(Page and application data records)
- - -

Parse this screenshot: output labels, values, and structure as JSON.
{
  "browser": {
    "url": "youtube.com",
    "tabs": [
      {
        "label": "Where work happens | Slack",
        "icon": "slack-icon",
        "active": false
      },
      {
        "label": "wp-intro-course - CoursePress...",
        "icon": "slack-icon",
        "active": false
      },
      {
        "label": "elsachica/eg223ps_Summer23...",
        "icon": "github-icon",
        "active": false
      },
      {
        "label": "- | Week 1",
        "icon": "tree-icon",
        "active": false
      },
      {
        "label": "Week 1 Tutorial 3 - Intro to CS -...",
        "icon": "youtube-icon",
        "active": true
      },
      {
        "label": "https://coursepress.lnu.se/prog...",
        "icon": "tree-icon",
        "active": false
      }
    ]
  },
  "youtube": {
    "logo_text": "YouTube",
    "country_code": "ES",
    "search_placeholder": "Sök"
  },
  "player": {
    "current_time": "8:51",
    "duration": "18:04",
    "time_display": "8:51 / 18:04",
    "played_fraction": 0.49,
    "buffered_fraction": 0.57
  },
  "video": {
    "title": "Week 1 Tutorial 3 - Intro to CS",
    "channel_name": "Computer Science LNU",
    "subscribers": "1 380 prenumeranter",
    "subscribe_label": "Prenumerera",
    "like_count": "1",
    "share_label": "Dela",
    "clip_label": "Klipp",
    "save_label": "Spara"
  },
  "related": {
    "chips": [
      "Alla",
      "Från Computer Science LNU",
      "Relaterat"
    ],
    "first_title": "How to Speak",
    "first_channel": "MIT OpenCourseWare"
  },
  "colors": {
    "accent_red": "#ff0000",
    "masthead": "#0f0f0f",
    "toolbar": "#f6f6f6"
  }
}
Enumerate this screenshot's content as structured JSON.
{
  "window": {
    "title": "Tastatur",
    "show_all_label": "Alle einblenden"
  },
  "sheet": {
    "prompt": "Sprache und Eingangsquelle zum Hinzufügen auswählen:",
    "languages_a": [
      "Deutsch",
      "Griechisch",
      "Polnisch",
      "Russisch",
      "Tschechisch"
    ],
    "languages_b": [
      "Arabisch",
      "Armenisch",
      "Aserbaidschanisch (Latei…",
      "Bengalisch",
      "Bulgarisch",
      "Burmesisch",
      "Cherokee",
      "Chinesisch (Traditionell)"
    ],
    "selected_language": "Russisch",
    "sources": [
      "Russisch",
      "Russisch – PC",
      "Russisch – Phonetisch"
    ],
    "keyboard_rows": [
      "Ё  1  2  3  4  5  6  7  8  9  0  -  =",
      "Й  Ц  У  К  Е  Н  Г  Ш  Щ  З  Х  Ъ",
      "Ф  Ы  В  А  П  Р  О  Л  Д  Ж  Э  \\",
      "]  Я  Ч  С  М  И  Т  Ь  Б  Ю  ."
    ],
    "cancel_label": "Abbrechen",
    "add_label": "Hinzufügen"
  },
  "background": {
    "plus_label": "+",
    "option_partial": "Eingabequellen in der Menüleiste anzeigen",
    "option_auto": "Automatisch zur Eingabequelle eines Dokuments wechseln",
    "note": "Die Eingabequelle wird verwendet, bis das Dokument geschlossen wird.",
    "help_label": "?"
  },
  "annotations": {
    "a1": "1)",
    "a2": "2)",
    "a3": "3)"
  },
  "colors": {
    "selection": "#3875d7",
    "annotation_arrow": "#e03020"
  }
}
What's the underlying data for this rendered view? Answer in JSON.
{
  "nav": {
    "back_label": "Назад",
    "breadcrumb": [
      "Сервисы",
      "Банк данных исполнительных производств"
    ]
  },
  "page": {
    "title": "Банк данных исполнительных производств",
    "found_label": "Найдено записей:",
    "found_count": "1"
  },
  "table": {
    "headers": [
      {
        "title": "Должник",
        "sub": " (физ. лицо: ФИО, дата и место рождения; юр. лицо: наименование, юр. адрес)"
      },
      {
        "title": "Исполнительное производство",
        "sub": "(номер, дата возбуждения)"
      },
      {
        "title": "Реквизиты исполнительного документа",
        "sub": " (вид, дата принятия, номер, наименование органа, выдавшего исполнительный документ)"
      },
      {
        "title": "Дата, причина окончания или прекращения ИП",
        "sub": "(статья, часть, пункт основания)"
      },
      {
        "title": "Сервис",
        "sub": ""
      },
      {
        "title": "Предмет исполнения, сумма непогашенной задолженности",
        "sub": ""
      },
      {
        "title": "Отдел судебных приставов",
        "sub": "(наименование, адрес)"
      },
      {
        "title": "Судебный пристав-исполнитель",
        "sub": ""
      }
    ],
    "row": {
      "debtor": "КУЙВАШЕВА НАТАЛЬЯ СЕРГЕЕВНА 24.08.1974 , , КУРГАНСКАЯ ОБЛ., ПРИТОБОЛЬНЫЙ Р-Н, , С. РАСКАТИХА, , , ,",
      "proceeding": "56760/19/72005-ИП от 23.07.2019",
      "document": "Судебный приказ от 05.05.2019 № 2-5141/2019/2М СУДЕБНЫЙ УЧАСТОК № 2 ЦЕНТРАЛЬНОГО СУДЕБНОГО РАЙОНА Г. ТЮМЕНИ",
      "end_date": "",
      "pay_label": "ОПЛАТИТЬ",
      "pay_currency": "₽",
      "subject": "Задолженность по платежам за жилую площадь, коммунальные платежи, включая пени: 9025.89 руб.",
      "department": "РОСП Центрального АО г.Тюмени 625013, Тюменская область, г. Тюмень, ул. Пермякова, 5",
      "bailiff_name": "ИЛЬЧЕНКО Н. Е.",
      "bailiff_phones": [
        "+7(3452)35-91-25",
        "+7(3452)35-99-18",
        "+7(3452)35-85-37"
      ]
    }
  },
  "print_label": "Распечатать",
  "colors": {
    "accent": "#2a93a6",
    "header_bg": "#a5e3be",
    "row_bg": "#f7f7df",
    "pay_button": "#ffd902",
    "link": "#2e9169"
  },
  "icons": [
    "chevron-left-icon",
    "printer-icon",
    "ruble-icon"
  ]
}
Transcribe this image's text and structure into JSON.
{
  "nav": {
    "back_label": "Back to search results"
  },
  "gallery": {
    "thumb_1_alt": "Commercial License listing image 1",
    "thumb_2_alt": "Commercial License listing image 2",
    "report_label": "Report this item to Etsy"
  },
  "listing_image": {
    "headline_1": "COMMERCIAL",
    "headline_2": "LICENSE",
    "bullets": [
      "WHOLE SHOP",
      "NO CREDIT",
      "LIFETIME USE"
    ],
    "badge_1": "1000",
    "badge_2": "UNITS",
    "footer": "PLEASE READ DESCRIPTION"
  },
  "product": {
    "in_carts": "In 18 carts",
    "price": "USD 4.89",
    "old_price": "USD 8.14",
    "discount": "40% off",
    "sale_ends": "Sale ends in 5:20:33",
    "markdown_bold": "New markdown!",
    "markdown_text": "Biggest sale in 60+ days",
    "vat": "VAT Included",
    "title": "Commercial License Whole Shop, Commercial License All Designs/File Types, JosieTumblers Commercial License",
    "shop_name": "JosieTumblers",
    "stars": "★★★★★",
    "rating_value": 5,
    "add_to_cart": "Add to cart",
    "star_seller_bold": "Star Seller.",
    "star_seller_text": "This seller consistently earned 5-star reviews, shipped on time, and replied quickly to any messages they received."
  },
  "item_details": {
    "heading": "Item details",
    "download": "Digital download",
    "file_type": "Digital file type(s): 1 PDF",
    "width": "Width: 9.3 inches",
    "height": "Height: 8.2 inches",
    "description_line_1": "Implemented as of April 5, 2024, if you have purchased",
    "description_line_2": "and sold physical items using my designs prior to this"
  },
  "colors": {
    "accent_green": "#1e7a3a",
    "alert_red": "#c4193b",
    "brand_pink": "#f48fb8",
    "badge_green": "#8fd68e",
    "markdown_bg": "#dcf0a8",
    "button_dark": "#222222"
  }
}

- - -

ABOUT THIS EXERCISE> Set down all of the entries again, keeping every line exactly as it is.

WORKED SOLUTION>
Parse this screenshot: output labels, values, and structure as JSON.
{
  "browser": {
    "url": "youtube.com",
    "tabs": [
      {
        "label": "Where work happens | Slack",
        "icon": "slack-icon",
        "active": false
      },
      {
        "label": "wp-intro-course - CoursePress...",
        "icon": "slack-icon",
        "active": false
      },
      {
        "label": "elsachica/eg223ps_Summer23...",
        "icon": "github-icon",
        "active": false
      },
      {
        "label": "- | Week 1",
        "icon": "tree-icon",
        "active": false
      },
      {
        "label": "Week 1 Tutorial 3 - Intro to CS -...",
        "icon": "youtube-icon",
        "active": true
      },
      {
        "label": "https://coursepress.lnu.se/prog...",
        "icon": "tree-icon",
        "active": false
      }
    ]
  },
  "youtube": {
    "logo_text": "YouTube",
    "country_code": "ES",
    "search_placeholder": "Sök"
  },
  "player": {
    "current_time": "8:51",
    "duration": "18:04",
    "time_display": "8:51 / 18:04",
    "played_fraction": 0.49,
    "buffered_fraction": 0.57
  },
  "video": {
    "title": "Week 1 Tutorial 3 - Intro to CS",
    "channel_name": "Computer Science LNU",
    "subscribers": "1 380 prenumeranter",
    "subscribe_label": "Prenumerera",
    "like_count": "1",
    "share_label": "Dela",
    "clip_label": "Klipp",
    "save_label": "Spara"
  },
  "related": {
    "chips": [
      "Alla",
      "Från Computer Science LNU",
      "Relaterat"
    ],
    "first_title": "How to Speak",
    "first_channel": "MIT OpenCourseWare"
  },
  "colors": {
    "accent_red": "#ff0000",
    "masthead": "#0f0f0f",
    "toolbar": "#f6f6f6"
  }
}
Enumerate this screenshot's content as structured JSON.
{
  "window": {
    "title": "Tastatur",
    "show_all_label": "Alle einblenden"
  },
  "sheet": {
    "prompt": "Sprache und Eingangsquelle zum Hinzufügen auswählen:",
    "languages_a": [
      "Deutsch",
      "Griechisch",
      "Polnisch",
      "Russisch",
      "Tschechisch"
    ],
    "languages_b": [
      "Arabisch",
      "Armenisch",
      "Aserbaidschanisch (Latei…",
      "Bengalisch",
      "Bulgarisch",
      "Burmesisch",
      "Cherokee",
      "Chinesisch (Traditionell)"
    ],
    "selected_language": "Russisch",
    "sources": [
      "Russisch",
      "Russisch – PC",
      "Russisch – Phonetisch"
    ],
    "keyboard_rows": [
      "Ё  1  2  3  4  5  6  7  8  9  0  -  =",
      "Й  Ц  У  К  Е  Н  Г  Ш  Щ  З  Х  Ъ",
      "Ф  Ы  В  А  П  Р  О  Л  Д  Ж  Э  \\",
      "]  Я  Ч  С  М  И  Т  Ь  Б  Ю  ."
    ],
    "cancel_label": "Abbrechen",
    "add_label": "Hinzufügen"
  },
  "background": {
    "plus_label": "+",
    "option_partial": "Eingabequellen in der Menüleiste anzeigen",
    "option_auto": "Automatisch zur Eingabequelle eines Dokuments wechseln",
    "note": "Die Eingabequelle wird verwendet, bis das Dokument geschlossen wird.",
    "help_label": "?"
  },
  "annotations": {
    "a1": "1)",
    "a2": "2)",
    "a3": "3)"
  },
  "colors": {
    "selection": "#3875d7",
    "annotation_arrow": "#e03020"
  }
}
What's the underlying data for this rendered view? Answer in JSON.
{
  "nav": {
    "back_label": "Назад",
    "breadcrumb": [
      "Сервисы",
      "Банк данных исполнительных производств"
    ]
  },
  "page": {
    "title": "Банк данных исполнительных производств",
    "found_label": "Найдено записей:",
    "found_count": "1"
  },
  "table": {
    "headers": [
      {
        "title": "Должник",
        "sub": " (физ. лицо: ФИО, дата и место рождения; юр. лицо: наименование, юр. адрес)"
      },
      {
        "title": "Исполнительное производство",
        "sub": "(номер, дата возбуждения)"
      },
      {
        "title": "Реквизиты исполнительного документа",
        "sub": " (вид, дата принятия, номер, наименование органа, выдавшего исполнительный документ)"
      },
      {
        "title": "Дата, причина окончания или прекращения ИП",
        "sub": "(статья, часть, пункт основания)"
      },
      {
        "title": "Сервис",
        "sub": ""
      },
      {
        "title": "Предмет исполнения, сумма непогашенной задолженности",
        "sub": ""
      },
      {
        "title": "Отдел судебных приставов",
        "sub": "(наименование, адрес)"
      },
      {
        "title": "Судебный пристав-исполнитель",
        "sub": ""
      }
    ],
    "row": {
      "debtor": "КУЙВАШЕВА НАТАЛЬЯ СЕРГЕЕВНА 24.08.1974 , , КУРГАНСКАЯ ОБЛ., ПРИТОБОЛЬНЫЙ Р-Н, , С. РАСКАТИХА, , , ,",
      "proceeding": "56760/19/72005-ИП от 23.07.2019",
      "document": "Судебный приказ от 05.05.2019 № 2-5141/2019/2М СУДЕБНЫЙ УЧАСТОК № 2 ЦЕНТРАЛЬНОГО СУДЕБНОГО РАЙОНА Г. ТЮМЕНИ",
      "end_date": "",
      "pay_label": "ОПЛАТИТЬ",
      "pay_currency": "₽",
      "subject": "Задолженность по платежам за жилую площадь, коммунальные платежи, включая пени: 9025.89 руб.",
      "department": "РОСП Центрального АО г.Тюмени 625013, Тюменская область, г. Тюмень, ул. Пермякова, 5",
      "bailiff_name": "ИЛЬЧЕНКО Н. Е.",
      "bailiff_phones": [
        "+7(3452)35-91-25",
        "+7(3452)35-99-18",
        "+7(3452)35-85-37"
      ]
    }
  },
  "print_label": "Распечатать",
  "colors": {
    "accent": "#2a93a6",
    "header_bg": "#a5e3be",
    "row_bg": "#f7f7df",
    "pay_button": "#ffd902",
    "link": "#2e9169"
  },
  "icons": [
    "chevron-left-icon",
    "printer-icon",
    "ruble-icon"
  ]
}
Transcribe this image's text and structure into JSON.
{
  "nav": {
    "back_label": "Back to search results"
  },
  "gallery": {
    "thumb_1_alt": "Commercial License listing image 1",
    "thumb_2_alt": "Commercial License listing image 2",
    "report_label": "Report this item to Etsy"
  },
  "listing_image": {
    "headline_1": "COMMERCIAL",
    "headline_2": "LICENSE",
    "bullets": [
      "WHOLE SHOP",
      "NO CREDIT",
      "LIFETIME USE"
    ],
    "badge_1": "1000",
    "badge_2": "UNITS",
    "footer": "PLEASE READ DESCRIPTION"
  },
  "product": {
    "in_carts": "In 18 carts",
    "price": "USD 4.89",
    "old_price": "USD 8.14",
    "discount": "40% off",
    "sale_ends": "Sale ends in 5:20:33",
    "markdown_bold": "New markdown!",
    "markdown_text": "Biggest sale in 60+ days",
    "vat": "VAT Included",
    "title": "Commercial License Whole Shop, Commercial License All Designs/File Types, JosieTumblers Commercial License",
    "shop_name": "JosieTumblers",
    "stars": "★★★★★",
    "rating_value": 5,
    "add_to_cart": "Add to cart",
    "star_seller_bold": "Star Seller.",
    "star_seller_text": "This seller consistently earned 5-star reviews, shipped on time, and replied quickly to any messages they received."
  },
  "item_details": {
    "heading": "Item details",
    "download": "Digital download",
    "file_type": "Digital file type(s): 1 PDF",
    "width": "Width: 9.3 inches",
    "height": "Height: 8.2 inches",
    "description_line_1": "Implemented as of April 5, 2024, if you have purchased",
    "description_line_2": "and sold physical items using my designs prior to this"
  },
  "colors": {
    "accent_green": "#1e7a3a",
    "alert_red": "#c4193b",
    "brand_pink": "#f48fb8",
    "badge_green": "#8fd68e",
    "markdown_bg": "#dcf0a8",
    "button_dark": "#222222"
  }
}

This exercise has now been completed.